- Directions: Among the lines of the records, please find those that contain the word "property" and copy them.

###

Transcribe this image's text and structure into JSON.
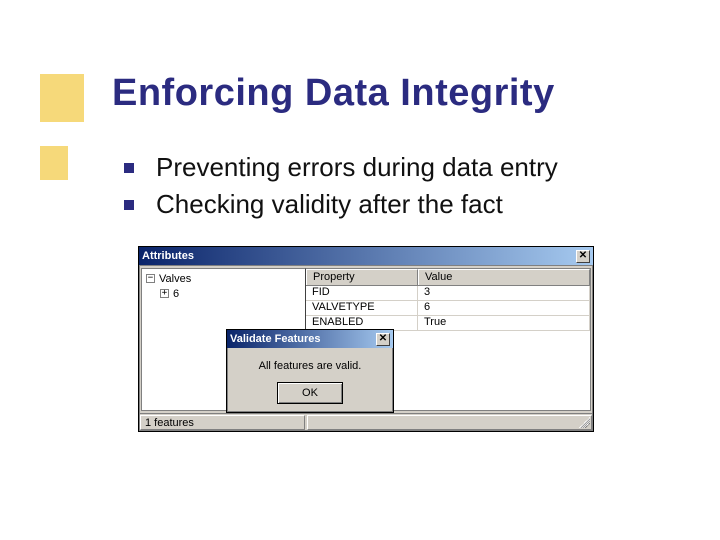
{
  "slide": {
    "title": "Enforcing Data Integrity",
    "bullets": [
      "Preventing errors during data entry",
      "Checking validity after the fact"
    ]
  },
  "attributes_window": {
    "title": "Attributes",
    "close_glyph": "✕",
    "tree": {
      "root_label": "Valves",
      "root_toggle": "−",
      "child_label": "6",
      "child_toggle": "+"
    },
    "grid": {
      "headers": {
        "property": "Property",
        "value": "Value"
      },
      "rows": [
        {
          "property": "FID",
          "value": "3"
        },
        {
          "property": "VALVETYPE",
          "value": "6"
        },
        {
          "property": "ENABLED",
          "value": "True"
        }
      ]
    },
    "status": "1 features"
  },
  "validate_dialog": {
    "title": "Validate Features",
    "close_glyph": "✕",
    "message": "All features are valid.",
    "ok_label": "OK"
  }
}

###

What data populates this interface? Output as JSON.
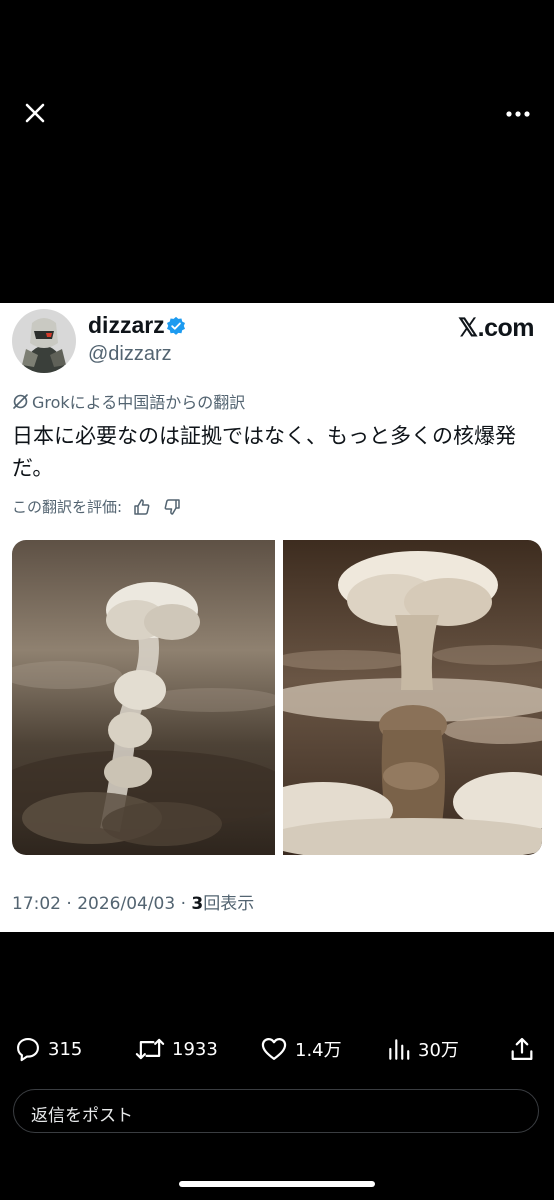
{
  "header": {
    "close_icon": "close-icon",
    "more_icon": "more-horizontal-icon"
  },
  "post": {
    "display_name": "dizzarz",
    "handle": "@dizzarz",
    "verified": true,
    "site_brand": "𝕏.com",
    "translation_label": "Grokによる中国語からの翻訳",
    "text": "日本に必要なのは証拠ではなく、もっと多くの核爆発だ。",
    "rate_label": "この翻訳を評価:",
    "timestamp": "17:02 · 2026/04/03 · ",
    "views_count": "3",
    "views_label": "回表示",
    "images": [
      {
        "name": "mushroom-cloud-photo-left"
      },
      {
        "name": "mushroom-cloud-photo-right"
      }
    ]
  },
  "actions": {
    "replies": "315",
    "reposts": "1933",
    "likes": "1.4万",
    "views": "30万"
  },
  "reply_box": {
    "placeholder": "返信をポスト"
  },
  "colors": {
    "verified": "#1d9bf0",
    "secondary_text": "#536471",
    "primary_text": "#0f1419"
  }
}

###

- Output of the exercise:
        "property": "Property",
          "property": "FID",
          "property": "VALVETYPE",
          "property": "ENABLED",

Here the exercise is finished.